Experts from the maritime industry met on the M/S Pearl Seaways from January 28-30 for the e-Navigation Underway 2014 international conference. One topic of the talks and discussions was unmanned shipping, which Fraunhofer CML is examining and advancing as part of the research project MUNIN (Maritime Unmanned Navigation through Intelligence in Networks).
e-navigation – in other words the collection, analysis and exchange of maritime information both on land and at sea – was the main subject of talk on the M/S Pearl Seaways and discussed by the maritime experts on various levels. Speaker at this seagoing conference, which sailed between the Scandinavian port cities of Copenhagen and Oslo, was Hans-Christoph Burmeister from Fraunhofer CML, among others. He spoke about unmanned shipping as well as the MUNIN research project.
“Autonomous shipping has many benefits. For instance, it can contribute to lowering operational costs and reducing environmental pollution. At the same time, it offers new career opportunities for maritime experts, enabling them to work on land for the most part and thus remain within in their social surroundings,” emphasized Burmeister.
Regarding the conference’s main topic, Burmeister illustrated how the journey from e-navigation to autonomous shipping could be achieved: “The topic of unmanned shipping goes beyond e-navigation, which has been the context to date. However, research in this area does profit greatly from e-navigation.”
The MUNIN project also contributes to achieving some of the goals defined in NAV 59 (59th session of the IMO Sub-Committee on Safety of Navigation) in September 2013. These include improved reliability, stability and resilience of navigational information. Thanks to on-site testing and simulations of navigational sensor fusion, in other words the fusion of output data from several sensors, MUNIN is providing important input in this field. Additionally, as part of MUNIN, a modern sensor system is being developed that functions both as an automatic and a remote-controlled monitoring post. In NAV 59, it was also stipulated that information, which is received with the help of communication equipment, be integrated and presented in graph-based displays. The experts from MUNIN are working on a function indicator system within this field which monitors ship status. “The aspects fundamental to the topic of e-navigation are thus also vital for unmanned shipping and will be pushed ahead with during development,” Burmeister said.

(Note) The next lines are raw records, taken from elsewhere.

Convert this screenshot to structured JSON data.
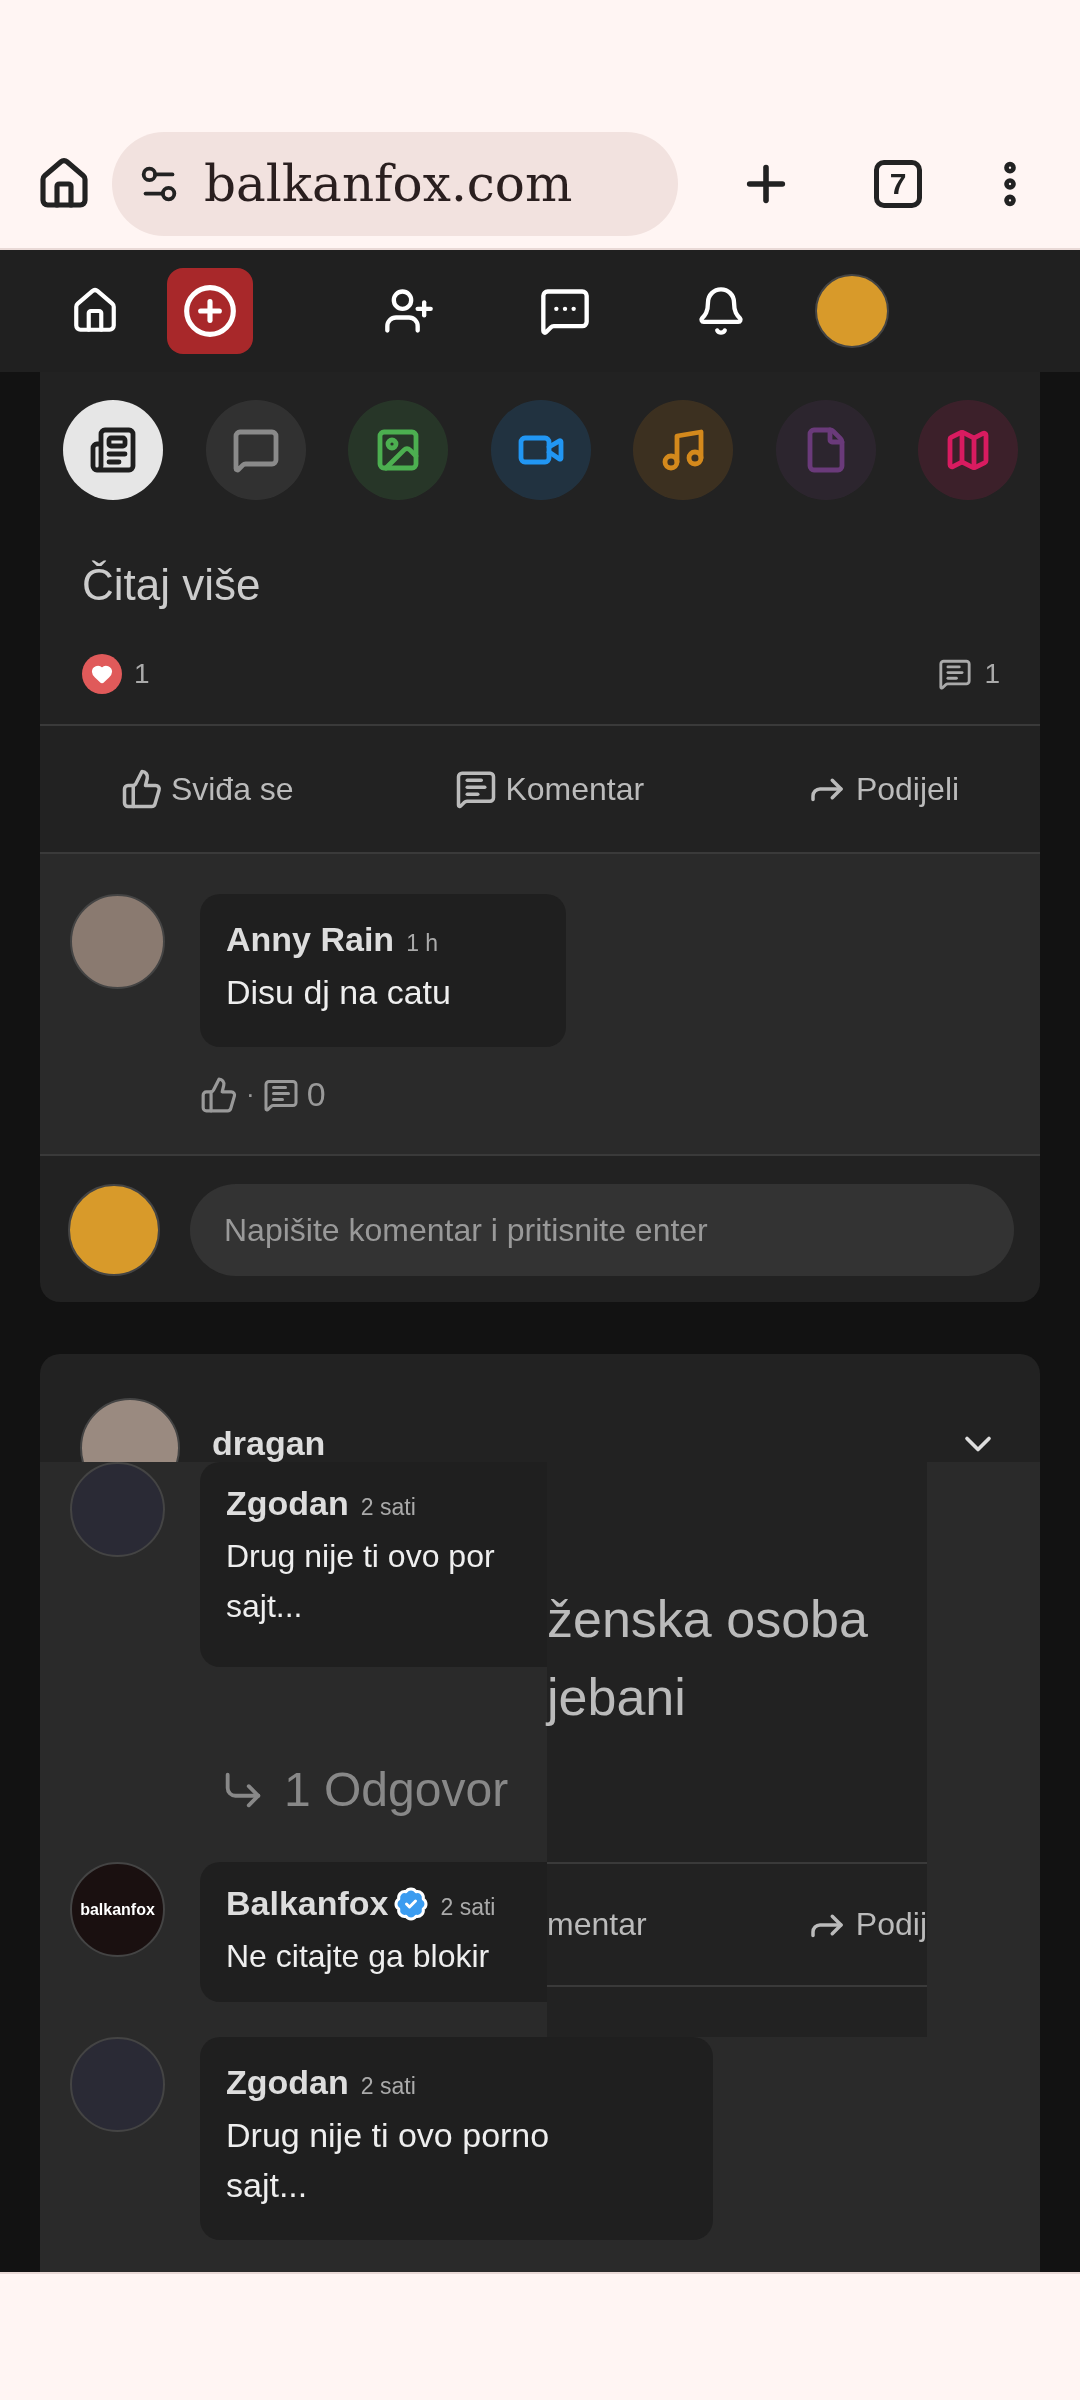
{
  "browser": {
    "url": "balkanfox.com",
    "tab_count": "7"
  },
  "categories": [
    {
      "kind": "article",
      "color": "#1f1f1f",
      "selected": true
    },
    {
      "kind": "text",
      "color": "#8a8a8a",
      "selected": false
    },
    {
      "kind": "image",
      "color": "#4caf50",
      "selected": false
    },
    {
      "kind": "video",
      "color": "#2196f3",
      "selected": false
    },
    {
      "kind": "music",
      "color": "#d4891c",
      "selected": false
    },
    {
      "kind": "file",
      "color": "#6a3a7a",
      "selected": false
    },
    {
      "kind": "map",
      "color": "#d81b60",
      "selected": false
    }
  ],
  "post": {
    "title": "Čitaj više",
    "reaction_count": "1",
    "comment_count": "1",
    "actions": [
      "Sviđa se",
      "Komentar",
      "Podijeli"
    ],
    "comments": [
      {
        "author": "Anny Rain",
        "time": "1 h",
        "text": "Disu dj na catu",
        "separator": "·",
        "reply_count": "0"
      }
    ],
    "comment_placeholder": "Napišite komentar i pritisnite enter"
  },
  "post2": {
    "author": "dragan",
    "comments": [
      {
        "author": "Zgodan",
        "verified": false,
        "time": "2 sati",
        "text": "Drug nije ti ovo por\nsajt..."
      },
      {
        "author": "Balkanfox",
        "verified": true,
        "time": "2 sati",
        "text": "Ne citajte ga blokir",
        "avatar_text": "balkanfox"
      }
    ],
    "replies_link": "1 Odgovor",
    "overlay": {
      "text_lines": [
        "ženska osoba",
        "jebani"
      ],
      "action_1": "mentar",
      "action_2": "Podij"
    },
    "last_comment": {
      "author": "Zgodan",
      "time": "2 sati",
      "text": "Drug nije ti ovo porno\nsajt..."
    }
  }
}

The three-year research project, MUNIN – Maritime Unmanned Navigation through Intelligence in Networks, was launched in September 2012. The aim of this project is to develop a concept for autonomous ship operations. The idea is that such unmanned ships should be able to navigate autonomously on the high seas in the future and be controlled by the respective land-based operational centers. The overall MUNIN concept encompasses several linked systems, whereby the focus is on the expansion and connection of existing technologies. In this way, the ships of today can be upgraded to autonomous ships. In addition to its development, the concept is also being tested for its realization with the help of integrated simulators within MUNIN. The results from MUNIN should contribute to achieving sustainable shipping in Europe, both from a financial as well as from ecological and social standpoints. Fraunhofer CML is leading this project in close collaboration with MARINTEK (Norwegian Marine Technology Research Institute), based in Norway. MARINTEK is developing a method for autonomous navigation on the high seas and performing the assessment of the final concept for autonomous ships. More information available at www.unmanned-ship.org/munin/.

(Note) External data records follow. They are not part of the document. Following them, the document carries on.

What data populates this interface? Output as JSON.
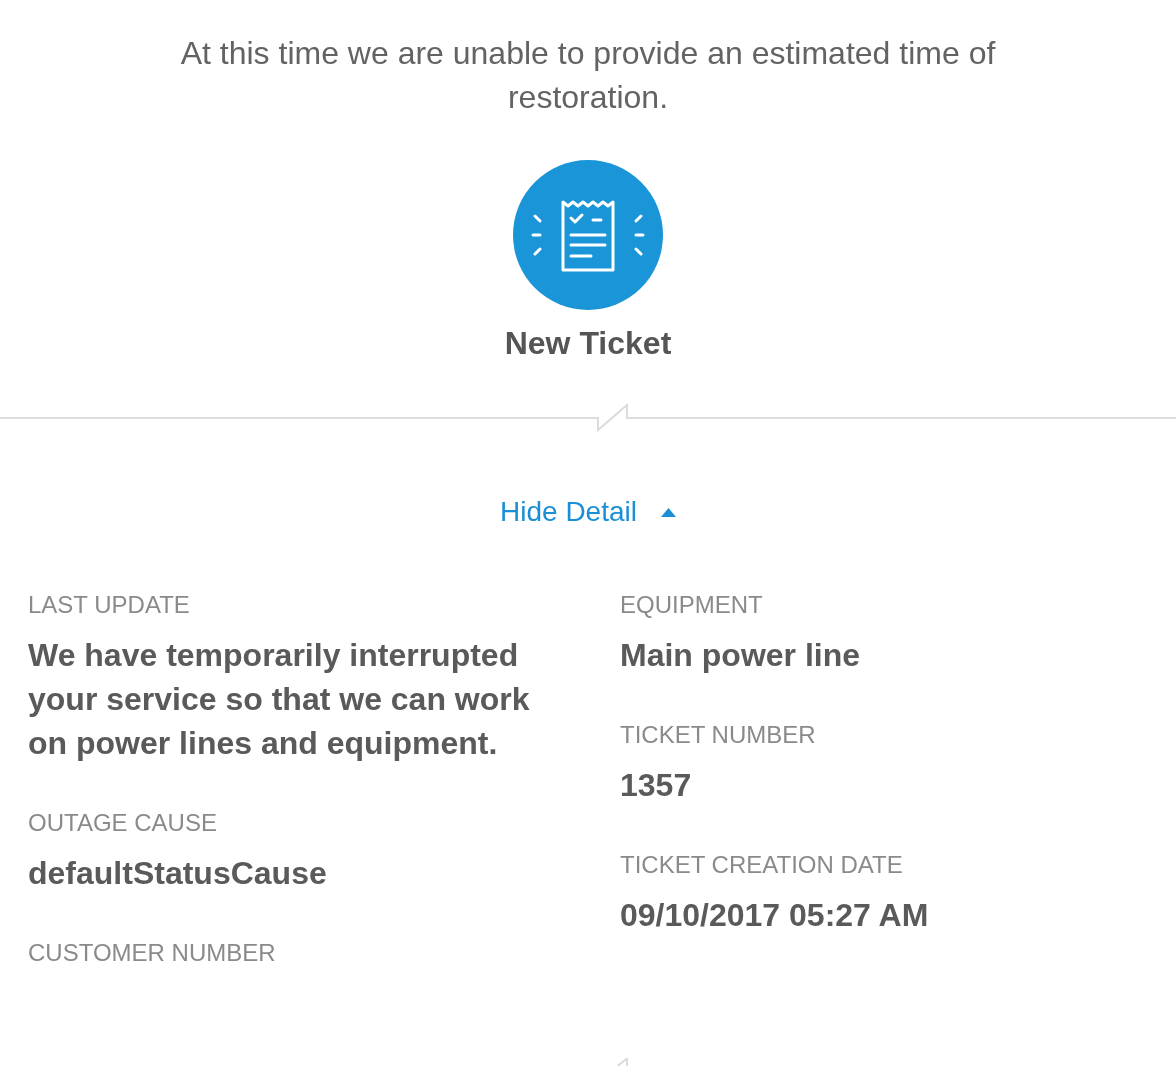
{
  "message": "At this time we are unable to provide an estimated time of restoration.",
  "status": {
    "label": "New Ticket"
  },
  "detail_toggle": {
    "label": "Hide Detail",
    "expanded": true
  },
  "details": {
    "columns": [
      {
        "fields": [
          {
            "label": "LAST UPDATE",
            "value": "We have temporarily interrupted your service so that we can work on power lines and equipment."
          },
          {
            "label": "OUTAGE CAUSE",
            "value": "defaultStatusCause"
          },
          {
            "label": "CUSTOMER NUMBER"
          }
        ]
      },
      {
        "fields": [
          {
            "label": "EQUIPMENT",
            "value": "Main power line"
          },
          {
            "label": "TICKET NUMBER",
            "value": "1357"
          },
          {
            "label": "TICKET CREATION DATE",
            "value": "09/10/2017 05:27 AM"
          }
        ]
      }
    ]
  }
}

Fraunhofer CML develops and optimizes processes and systems alongside the maritime supply chain. Within practically oriented research projects CML supports public and private clients of port operation as well as from the logistics services industry and from the shipping business to initiate and realize innovations.
Research of practical utility lies at the heart of all activities pursued by the Fraunhofer-Gesellschaft. At present, the Fraunhofer-Gesellschaft maintains 67 institutes and research units. The majority of the more than 23,000 staff are qualified scientists and engineers, who work with an annual research budget of €2 billion. Of this sum, more than €1.7 billion is generated through contract research. More than 70 percent of the Fraunhofer-Gesellschaft’s contract research revenue is derived from contracts with industry and from publicly financed research projects.